TASK OBJECTIVE: Reproduce every line of the listing below exactly.

SOURCE INFORMATION:

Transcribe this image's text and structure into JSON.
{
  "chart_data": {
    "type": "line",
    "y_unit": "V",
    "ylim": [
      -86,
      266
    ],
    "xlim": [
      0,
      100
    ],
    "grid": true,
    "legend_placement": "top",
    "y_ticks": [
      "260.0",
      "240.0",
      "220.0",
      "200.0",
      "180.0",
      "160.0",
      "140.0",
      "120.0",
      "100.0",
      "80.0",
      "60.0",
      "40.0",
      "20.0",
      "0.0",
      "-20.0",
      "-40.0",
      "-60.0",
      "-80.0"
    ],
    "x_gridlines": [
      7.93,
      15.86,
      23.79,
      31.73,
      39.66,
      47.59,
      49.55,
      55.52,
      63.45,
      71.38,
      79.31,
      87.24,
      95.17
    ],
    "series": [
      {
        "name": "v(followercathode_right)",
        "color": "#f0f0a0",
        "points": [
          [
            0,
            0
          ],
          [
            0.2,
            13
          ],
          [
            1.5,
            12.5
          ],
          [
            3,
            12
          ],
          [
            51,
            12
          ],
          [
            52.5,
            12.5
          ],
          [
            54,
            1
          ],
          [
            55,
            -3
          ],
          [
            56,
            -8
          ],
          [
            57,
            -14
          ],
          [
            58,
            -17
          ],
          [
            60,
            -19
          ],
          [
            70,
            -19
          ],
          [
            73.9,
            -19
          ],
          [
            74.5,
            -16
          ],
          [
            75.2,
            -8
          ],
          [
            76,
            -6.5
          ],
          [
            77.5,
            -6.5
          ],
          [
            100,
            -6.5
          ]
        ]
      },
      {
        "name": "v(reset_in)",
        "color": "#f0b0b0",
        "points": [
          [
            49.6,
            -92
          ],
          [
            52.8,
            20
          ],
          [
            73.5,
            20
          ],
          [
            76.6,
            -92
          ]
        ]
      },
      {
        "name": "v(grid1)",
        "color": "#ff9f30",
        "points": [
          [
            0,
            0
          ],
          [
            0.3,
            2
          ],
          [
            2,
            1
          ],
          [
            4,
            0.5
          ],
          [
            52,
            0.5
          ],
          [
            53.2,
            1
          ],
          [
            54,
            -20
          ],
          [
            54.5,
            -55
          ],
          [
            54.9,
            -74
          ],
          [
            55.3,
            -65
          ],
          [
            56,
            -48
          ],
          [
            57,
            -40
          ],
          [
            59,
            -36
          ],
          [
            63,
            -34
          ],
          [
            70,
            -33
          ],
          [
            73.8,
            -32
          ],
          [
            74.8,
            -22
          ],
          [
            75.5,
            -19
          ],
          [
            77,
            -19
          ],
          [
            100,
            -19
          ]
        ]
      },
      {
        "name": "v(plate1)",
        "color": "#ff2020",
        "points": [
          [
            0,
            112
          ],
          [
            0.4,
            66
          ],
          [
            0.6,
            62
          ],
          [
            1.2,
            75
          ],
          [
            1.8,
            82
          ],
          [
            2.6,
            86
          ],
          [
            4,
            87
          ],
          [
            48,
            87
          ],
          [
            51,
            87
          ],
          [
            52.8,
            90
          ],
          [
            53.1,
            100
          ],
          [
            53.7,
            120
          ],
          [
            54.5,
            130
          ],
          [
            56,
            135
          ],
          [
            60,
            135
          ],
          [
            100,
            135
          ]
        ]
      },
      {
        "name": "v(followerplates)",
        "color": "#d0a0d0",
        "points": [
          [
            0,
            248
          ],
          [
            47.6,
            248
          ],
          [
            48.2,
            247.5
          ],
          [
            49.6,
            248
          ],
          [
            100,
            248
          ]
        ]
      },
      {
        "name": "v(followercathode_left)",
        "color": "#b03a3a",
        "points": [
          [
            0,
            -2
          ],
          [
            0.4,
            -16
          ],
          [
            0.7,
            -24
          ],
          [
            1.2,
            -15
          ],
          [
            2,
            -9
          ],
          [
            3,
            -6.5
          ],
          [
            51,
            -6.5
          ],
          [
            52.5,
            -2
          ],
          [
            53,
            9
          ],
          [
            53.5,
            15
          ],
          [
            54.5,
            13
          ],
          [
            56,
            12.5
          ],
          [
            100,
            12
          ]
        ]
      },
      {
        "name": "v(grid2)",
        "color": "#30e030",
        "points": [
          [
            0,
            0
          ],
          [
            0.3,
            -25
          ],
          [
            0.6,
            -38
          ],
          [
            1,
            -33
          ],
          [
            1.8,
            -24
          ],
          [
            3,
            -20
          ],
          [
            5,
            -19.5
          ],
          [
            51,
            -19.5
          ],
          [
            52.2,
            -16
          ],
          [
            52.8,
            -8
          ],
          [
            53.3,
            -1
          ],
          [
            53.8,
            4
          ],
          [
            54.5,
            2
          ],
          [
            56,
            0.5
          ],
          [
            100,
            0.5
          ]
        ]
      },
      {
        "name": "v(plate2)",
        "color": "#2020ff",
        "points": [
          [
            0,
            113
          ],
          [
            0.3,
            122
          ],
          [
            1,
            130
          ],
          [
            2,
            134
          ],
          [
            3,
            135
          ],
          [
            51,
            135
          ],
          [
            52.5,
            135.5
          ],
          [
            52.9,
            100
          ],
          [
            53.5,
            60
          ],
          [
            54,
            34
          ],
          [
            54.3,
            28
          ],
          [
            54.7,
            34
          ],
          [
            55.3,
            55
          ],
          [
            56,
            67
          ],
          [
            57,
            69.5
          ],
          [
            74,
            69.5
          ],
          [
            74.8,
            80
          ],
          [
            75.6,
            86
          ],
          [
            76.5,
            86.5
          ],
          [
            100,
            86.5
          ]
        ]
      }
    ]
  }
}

OUTPUT:
Transcribe this image's text and structure into JSON.
{
  "chart_data": {
    "type": "line",
    "y_unit": "V",
    "ylim": [
      -86,
      266
    ],
    "xlim": [
      0,
      100
    ],
    "grid": true,
    "legend_placement": "top",
    "y_ticks": [
      "260.0",
      "240.0",
      "220.0",
      "200.0",
      "180.0",
      "160.0",
      "140.0",
      "120.0",
      "100.0",
      "80.0",
      "60.0",
      "40.0",
      "20.0",
      "0.0",
      "-20.0",
      "-40.0",
      "-60.0",
      "-80.0"
    ],
    "x_gridlines": [
      7.93,
      15.86,
      23.79,
      31.73,
      39.66,
      47.59,
      49.55,
      55.52,
      63.45,
      71.38,
      79.31,
      87.24,
      95.17
    ],
    "series": [
      {
        "name": "v(followercathode_right)",
        "color": "#f0f0a0",
        "points": [
          [
            0,
            0
          ],
          [
            0.2,
            13
          ],
          [
            1.5,
            12.5
          ],
          [
            3,
            12
          ],
          [
            51,
            12
          ],
          [
            52.5,
            12.5
          ],
          [
            54,
            1
          ],
          [
            55,
            -3
          ],
          [
            56,
            -8
          ],
          [
            57,
            -14
          ],
          [
            58,
            -17
          ],
          [
            60,
            -19
          ],
          [
            70,
            -19
          ],
          [
            73.9,
            -19
          ],
          [
            74.5,
            -16
          ],
          [
            75.2,
            -8
          ],
          [
            76,
            -6.5
          ],
          [
            77.5,
            -6.5
          ],
          [
            100,
            -6.5
          ]
        ]
      },
      {
        "name": "v(reset_in)",
        "color": "#f0b0b0",
        "points": [
          [
            49.6,
            -92
          ],
          [
            52.8,
            20
          ],
          [
            73.5,
            20
          ],
          [
            76.6,
            -92
          ]
        ]
      },
      {
        "name": "v(grid1)",
        "color": "#ff9f30",
        "points": [
          [
            0,
            0
          ],
          [
            0.3,
            2
          ],
          [
            2,
            1
          ],
          [
            4,
            0.5
          ],
          [
            52,
            0.5
          ],
          [
            53.2,
            1
          ],
          [
            54,
            -20
          ],
          [
            54.5,
            -55
          ],
          [
            54.9,
            -74
          ],
          [
            55.3,
            -65
          ],
          [
            56,
            -48
          ],
          [
            57,
            -40
          ],
          [
            59,
            -36
          ],
          [
            63,
            -34
          ],
          [
            70,
            -33
          ],
          [
            73.8,
            -32
          ],
          [
            74.8,
            -22
          ],
          [
            75.5,
            -19
          ],
          [
            77,
            -19
          ],
          [
            100,
            -19
          ]
        ]
      },
      {
        "name": "v(plate1)",
        "color": "#ff2020",
        "points": [
          [
            0,
            112
          ],
          [
            0.4,
            66
          ],
          [
            0.6,
            62
          ],
          [
            1.2,
            75
          ],
          [
            1.8,
            82
          ],
          [
            2.6,
            86
          ],
          [
            4,
            87
          ],
          [
            48,
            87
          ],
          [
            51,
            87
          ],
          [
            52.8,
            90
          ],
          [
            53.1,
            100
          ],
          [
            53.7,
            120
          ],
          [
            54.5,
            130
          ],
          [
            56,
            135
          ],
          [
            60,
            135
          ],
          [
            100,
            135
          ]
        ]
      },
      {
        "name": "v(followerplates)",
        "color": "#d0a0d0",
        "points": [
          [
            0,
            248
          ],
          [
            47.6,
            248
          ],
          [
            48.2,
            247.5
          ],
          [
            49.6,
            248
          ],
          [
            100,
            248
          ]
        ]
      },
      {
        "name": "v(followercathode_left)",
        "color": "#b03a3a",
        "points": [
          [
            0,
            -2
          ],
          [
            0.4,
            -16
          ],
          [
            0.7,
            -24
          ],
          [
            1.2,
            -15
          ],
          [
            2,
            -9
          ],
          [
            3,
            -6.5
          ],
          [
            51,
            -6.5
          ],
          [
            52.5,
            -2
          ],
          [
            53,
            9
          ],
          [
            53.5,
            15
          ],
          [
            54.5,
            13
          ],
          [
            56,
            12.5
          ],
          [
            100,
            12
          ]
        ]
      },
      {
        "name": "v(grid2)",
        "color": "#30e030",
        "points": [
          [
            0,
            0
          ],
          [
            0.3,
            -25
          ],
          [
            0.6,
            -38
          ],
          [
            1,
            -33
          ],
          [
            1.8,
            -24
          ],
          [
            3,
            -20
          ],
          [
            5,
            -19.5
          ],
          [
            51,
            -19.5
          ],
          [
            52.2,
            -16
          ],
          [
            52.8,
            -8
          ],
          [
            53.3,
            -1
          ],
          [
            53.8,
            4
          ],
          [
            54.5,
            2
          ],
          [
            56,
            0.5
          ],
          [
            100,
            0.5
          ]
        ]
      },
      {
        "name": "v(plate2)",
        "color": "#2020ff",
        "points": [
          [
            0,
            113
          ],
          [
            0.3,
            122
          ],
          [
            1,
            130
          ],
          [
            2,
            134
          ],
          [
            3,
            135
          ],
          [
            51,
            135
          ],
          [
            52.5,
            135.5
          ],
          [
            52.9,
            100
          ],
          [
            53.5,
            60
          ],
          [
            54,
            34
          ],
          [
            54.3,
            28
          ],
          [
            54.7,
            34
          ],
          [
            55.3,
            55
          ],
          [
            56,
            67
          ],
          [
            57,
            69.5
          ],
          [
            74,
            69.5
          ],
          [
            74.8,
            80
          ],
          [
            75.6,
            86
          ],
          [
            76.5,
            86.5
          ],
          [
            100,
            86.5
          ]
        ]
      }
    ]
  }
}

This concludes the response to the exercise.